DURHAM, N.C. (WTVD) — Organizers are hoping for support from Durham City Council when it comes to getting a proposed multi-sports complex in the city.
“We don’t have as many facilities as a lot of other communities have to offer. As we think about how fast Durham is growing, we have got to be thinking about the future and about what kind of facilities we need to have,” said Susan Amey, President and CEO of Discover Durham.
Discover Durham, along with Durham Sports Commission, is behind the push to introduce the facility. A proposed concept includes a 250,500-square foot indoor complex for a track, plus a dozen basketball and volleyball courts, as well as 5,000 seats. An auxiliary gym and flex space would be 38,500 square feet for community programming and learning, and an additional four basketball and volleyball courts. The outdoor complex would be 37.5 acres, featuring 8 baseball and softball fields, and four multi-purpose fields. In total, Amey predicts the complex would support 20-30 different sports.
“(Kids) don’t have alternative options to go places and release stress or have fun or get things off of their mind. So sports is a great alternative way for it,” said Christopher Malone, who lives in Durham.
A former basketball star at Northern High School, he went on to play in college and credited his experience growing up to keeping him on the right path.
“That was one of my outlets as a kid as well. One of the things I loved to do when I came off in school was jump on my bike and head straight to the local park, you know, get some shots with some of my friends in school,” said Malone.
Robert Saunders, founder of AAU Brotherhood Basketball in Durham, also supports the idea.
“I think it’s very important. I think a lot of kids don’t have outlets. So doing things like basketball or football or anything, it could be being creative, doing something like drawing, anything like that. I think it’s a very important thing to have for the kids,” said Saunders.
This past season, teams in the program spanned from elementary through high school. Saunders believes a complex of this size could attract future events and tournaments.
“We have to go to Rocky Mount, we have to go to Raleigh, we have to go to Charlotte, we have to go to D.C. Those places have those sportsplexes. So why can’t Durham do the same thing? Because you can bring those same teams down here and they can see how Durham is and they can see the good parts of the environment,” said Saunders.

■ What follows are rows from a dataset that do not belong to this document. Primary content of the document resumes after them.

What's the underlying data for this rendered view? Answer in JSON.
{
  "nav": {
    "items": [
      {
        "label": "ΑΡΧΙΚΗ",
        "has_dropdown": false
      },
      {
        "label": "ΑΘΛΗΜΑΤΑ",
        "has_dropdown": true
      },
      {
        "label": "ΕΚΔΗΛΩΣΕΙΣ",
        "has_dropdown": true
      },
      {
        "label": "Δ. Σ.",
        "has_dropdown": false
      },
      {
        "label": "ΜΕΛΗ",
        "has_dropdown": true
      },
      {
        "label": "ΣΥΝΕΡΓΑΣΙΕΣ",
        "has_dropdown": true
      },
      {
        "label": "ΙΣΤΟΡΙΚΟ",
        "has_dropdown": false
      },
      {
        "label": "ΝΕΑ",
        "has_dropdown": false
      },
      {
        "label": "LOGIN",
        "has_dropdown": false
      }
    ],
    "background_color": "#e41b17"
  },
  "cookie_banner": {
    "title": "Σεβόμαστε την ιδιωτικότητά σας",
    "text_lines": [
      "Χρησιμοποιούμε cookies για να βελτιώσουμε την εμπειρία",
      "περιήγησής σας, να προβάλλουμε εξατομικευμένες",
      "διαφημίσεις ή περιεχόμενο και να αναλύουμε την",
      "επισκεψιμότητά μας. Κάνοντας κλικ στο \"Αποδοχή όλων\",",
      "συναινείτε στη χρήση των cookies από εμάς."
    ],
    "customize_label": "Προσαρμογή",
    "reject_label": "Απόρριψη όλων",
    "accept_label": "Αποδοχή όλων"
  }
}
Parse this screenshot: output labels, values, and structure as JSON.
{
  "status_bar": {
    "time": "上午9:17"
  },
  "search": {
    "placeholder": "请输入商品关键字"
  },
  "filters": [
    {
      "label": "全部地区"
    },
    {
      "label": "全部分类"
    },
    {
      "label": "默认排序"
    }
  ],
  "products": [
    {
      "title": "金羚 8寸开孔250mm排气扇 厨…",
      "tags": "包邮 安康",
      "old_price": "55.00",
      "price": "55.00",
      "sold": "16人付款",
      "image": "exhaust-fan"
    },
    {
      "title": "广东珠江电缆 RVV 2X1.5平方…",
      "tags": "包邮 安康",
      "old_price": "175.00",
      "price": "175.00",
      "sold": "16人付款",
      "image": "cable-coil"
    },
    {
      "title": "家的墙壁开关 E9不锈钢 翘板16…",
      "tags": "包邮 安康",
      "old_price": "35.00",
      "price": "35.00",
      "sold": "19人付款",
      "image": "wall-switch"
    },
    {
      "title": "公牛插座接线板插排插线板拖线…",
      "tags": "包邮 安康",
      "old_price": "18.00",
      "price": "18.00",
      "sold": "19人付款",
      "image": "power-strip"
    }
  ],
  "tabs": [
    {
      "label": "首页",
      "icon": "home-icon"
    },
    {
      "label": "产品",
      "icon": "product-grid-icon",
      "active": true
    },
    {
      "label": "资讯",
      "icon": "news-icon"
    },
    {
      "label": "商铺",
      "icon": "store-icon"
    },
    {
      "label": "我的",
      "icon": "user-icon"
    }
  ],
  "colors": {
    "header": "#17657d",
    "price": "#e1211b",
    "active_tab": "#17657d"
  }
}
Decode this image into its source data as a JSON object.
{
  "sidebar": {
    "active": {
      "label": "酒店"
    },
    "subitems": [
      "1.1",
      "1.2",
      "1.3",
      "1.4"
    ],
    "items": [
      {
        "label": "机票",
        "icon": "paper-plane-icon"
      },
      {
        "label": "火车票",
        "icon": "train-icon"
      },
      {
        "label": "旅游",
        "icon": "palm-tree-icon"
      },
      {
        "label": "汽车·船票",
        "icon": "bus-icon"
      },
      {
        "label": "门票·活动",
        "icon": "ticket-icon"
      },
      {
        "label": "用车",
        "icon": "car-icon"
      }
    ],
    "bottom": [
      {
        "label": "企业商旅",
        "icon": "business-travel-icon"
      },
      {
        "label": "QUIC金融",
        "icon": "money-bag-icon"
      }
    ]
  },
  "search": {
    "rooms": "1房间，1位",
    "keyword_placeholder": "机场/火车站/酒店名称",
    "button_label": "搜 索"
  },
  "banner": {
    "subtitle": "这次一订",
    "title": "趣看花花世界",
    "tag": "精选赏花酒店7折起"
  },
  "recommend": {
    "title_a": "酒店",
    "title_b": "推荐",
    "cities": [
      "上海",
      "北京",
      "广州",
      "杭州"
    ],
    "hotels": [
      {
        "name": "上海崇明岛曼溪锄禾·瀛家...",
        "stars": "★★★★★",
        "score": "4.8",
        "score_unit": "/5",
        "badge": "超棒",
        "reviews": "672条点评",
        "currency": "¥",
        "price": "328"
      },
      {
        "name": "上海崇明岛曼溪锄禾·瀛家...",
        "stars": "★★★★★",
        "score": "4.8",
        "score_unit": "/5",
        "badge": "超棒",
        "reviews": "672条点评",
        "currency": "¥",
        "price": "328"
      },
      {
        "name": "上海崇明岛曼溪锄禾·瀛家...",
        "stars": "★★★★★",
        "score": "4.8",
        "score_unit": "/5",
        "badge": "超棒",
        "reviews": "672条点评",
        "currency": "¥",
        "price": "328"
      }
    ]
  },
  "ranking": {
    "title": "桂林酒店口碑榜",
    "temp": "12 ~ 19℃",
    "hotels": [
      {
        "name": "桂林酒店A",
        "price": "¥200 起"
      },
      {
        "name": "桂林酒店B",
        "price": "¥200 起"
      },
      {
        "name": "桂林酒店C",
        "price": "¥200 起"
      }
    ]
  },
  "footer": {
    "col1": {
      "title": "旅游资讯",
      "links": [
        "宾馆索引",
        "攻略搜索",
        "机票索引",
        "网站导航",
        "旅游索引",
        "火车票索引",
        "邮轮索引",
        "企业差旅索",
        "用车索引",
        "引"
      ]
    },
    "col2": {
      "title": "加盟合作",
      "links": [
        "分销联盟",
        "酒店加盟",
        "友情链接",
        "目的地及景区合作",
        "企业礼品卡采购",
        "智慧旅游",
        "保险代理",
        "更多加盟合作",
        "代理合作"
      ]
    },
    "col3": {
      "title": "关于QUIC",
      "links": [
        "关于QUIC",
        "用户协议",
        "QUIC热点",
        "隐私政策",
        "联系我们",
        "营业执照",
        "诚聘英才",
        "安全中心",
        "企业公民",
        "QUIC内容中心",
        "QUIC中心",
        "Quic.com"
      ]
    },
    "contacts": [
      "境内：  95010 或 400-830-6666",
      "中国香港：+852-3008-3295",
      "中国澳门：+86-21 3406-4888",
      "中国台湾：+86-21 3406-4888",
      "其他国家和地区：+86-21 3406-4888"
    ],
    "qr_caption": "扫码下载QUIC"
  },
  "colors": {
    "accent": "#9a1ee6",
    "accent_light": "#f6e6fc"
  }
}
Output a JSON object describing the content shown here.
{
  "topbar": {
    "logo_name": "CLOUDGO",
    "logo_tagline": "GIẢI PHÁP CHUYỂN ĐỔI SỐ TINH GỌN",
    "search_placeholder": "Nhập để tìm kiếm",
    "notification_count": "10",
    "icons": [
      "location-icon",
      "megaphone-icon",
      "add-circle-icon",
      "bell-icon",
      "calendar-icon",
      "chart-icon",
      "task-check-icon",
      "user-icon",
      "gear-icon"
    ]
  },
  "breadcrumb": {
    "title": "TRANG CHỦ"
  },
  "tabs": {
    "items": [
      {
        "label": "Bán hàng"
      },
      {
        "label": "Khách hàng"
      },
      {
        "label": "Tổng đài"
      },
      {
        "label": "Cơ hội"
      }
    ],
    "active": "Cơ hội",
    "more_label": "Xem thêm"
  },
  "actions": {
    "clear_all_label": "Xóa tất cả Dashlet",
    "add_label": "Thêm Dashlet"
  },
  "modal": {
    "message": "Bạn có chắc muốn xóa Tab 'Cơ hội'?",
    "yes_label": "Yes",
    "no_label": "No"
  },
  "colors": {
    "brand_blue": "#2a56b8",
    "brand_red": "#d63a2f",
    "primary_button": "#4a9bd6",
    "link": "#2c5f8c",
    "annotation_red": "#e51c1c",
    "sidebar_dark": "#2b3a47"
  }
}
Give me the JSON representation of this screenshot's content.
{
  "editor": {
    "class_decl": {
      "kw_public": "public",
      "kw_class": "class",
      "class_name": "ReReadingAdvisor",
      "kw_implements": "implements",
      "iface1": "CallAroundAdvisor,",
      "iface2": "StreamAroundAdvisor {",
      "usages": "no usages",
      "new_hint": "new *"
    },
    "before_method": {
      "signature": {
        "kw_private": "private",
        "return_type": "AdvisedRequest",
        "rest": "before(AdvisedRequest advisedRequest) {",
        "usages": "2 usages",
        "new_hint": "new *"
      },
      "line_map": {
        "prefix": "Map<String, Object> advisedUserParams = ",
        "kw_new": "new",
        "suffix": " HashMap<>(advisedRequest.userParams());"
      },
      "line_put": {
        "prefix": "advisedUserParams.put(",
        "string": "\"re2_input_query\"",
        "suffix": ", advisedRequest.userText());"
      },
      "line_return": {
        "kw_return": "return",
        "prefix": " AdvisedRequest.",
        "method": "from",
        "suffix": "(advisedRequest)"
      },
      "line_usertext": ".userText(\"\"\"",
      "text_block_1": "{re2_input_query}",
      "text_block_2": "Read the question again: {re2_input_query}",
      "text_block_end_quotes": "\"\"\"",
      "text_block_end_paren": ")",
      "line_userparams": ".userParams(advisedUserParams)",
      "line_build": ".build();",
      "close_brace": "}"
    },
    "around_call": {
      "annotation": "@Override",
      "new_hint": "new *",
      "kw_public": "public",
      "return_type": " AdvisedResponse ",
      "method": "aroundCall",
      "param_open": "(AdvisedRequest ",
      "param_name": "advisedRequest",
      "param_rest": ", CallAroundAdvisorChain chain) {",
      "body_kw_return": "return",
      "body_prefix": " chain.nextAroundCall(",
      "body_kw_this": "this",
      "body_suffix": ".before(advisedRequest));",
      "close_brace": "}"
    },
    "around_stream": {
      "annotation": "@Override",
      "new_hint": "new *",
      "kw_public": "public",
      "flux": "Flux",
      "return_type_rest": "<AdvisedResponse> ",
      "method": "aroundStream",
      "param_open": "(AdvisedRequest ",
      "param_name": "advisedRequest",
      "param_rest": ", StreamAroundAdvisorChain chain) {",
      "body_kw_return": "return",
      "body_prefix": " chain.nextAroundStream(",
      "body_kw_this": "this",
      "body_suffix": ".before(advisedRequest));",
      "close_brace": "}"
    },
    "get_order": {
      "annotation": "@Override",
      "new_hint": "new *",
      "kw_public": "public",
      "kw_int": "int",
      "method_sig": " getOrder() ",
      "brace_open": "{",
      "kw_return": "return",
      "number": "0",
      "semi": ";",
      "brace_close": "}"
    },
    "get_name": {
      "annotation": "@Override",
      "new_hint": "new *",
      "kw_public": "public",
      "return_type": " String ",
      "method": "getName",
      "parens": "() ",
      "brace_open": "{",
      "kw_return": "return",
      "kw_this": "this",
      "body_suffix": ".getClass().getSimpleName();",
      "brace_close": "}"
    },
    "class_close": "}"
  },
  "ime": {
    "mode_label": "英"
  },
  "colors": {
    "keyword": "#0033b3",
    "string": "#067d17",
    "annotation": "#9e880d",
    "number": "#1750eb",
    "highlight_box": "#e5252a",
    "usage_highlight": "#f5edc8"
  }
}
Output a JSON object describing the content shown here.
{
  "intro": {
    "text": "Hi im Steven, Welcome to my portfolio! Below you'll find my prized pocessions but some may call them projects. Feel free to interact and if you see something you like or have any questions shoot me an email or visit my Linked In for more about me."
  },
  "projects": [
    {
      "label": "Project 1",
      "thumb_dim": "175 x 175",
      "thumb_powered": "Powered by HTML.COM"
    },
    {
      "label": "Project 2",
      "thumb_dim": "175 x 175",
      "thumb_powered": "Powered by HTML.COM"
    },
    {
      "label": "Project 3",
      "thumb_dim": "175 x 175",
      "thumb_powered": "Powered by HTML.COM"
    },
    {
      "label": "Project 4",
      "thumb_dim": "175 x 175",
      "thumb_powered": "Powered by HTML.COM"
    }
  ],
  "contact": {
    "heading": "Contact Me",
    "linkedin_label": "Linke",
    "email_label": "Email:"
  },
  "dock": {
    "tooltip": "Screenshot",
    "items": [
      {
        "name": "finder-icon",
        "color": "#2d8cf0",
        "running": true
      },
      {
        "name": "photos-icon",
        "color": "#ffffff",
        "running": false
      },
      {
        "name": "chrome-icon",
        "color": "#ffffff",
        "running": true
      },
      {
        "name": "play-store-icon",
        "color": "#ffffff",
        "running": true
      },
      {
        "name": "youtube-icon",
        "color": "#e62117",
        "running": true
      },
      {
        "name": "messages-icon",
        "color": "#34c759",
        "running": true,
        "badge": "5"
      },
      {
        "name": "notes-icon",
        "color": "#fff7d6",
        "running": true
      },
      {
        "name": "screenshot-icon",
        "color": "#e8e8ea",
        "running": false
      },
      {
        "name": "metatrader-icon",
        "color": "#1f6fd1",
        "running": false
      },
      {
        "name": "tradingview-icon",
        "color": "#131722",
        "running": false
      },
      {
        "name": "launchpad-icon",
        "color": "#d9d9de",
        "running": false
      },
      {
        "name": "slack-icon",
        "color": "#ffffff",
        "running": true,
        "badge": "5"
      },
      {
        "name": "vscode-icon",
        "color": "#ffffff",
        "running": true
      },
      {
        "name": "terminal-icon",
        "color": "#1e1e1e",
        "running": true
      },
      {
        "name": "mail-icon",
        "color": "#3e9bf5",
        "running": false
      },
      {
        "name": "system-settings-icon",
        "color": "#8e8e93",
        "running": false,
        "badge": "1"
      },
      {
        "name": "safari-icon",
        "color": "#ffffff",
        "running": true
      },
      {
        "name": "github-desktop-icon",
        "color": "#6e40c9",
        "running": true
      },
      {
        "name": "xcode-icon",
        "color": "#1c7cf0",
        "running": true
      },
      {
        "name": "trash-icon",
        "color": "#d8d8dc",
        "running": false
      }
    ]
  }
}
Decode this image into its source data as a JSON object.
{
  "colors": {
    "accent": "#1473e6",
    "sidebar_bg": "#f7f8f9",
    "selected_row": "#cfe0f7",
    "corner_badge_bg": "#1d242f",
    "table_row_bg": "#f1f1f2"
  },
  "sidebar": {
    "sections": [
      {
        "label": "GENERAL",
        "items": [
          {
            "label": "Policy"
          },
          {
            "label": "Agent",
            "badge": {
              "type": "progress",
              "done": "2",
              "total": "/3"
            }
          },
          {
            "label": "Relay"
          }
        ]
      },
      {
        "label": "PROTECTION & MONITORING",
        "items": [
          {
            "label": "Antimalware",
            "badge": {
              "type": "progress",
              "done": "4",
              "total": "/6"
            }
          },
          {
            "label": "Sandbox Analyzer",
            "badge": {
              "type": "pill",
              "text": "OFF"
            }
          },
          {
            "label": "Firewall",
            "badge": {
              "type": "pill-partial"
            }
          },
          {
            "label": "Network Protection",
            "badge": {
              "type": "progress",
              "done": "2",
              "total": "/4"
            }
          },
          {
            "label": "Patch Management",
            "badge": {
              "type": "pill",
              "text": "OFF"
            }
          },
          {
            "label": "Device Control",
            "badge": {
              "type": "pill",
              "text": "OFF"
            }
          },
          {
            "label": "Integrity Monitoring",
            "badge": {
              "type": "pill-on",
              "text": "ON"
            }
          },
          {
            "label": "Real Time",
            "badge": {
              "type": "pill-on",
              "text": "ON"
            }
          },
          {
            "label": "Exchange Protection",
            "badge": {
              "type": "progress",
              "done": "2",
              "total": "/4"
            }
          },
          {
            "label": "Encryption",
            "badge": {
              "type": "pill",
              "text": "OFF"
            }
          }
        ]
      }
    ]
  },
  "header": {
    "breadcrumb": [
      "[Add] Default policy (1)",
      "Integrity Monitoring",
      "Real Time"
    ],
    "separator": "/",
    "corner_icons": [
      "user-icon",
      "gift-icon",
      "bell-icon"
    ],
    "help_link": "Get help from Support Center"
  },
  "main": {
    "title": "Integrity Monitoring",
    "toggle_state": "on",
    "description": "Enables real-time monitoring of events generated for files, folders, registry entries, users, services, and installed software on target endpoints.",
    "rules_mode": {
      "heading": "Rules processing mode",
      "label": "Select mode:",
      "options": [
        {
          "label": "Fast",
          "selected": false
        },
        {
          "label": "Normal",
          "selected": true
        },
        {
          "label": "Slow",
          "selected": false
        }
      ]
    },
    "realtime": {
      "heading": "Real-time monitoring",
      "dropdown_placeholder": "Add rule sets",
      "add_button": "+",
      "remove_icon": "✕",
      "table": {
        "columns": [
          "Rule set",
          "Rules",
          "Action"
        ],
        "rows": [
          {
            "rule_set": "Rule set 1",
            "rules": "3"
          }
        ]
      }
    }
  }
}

As part of a presentation, organizers predicted the facility will be profitable by its third year, and have a $35 million economic impact and host 100 events by its fifth year.
At this point, organizers have not publicly identified a site or secured funding for the project. More concrete plans are set to be released later this year.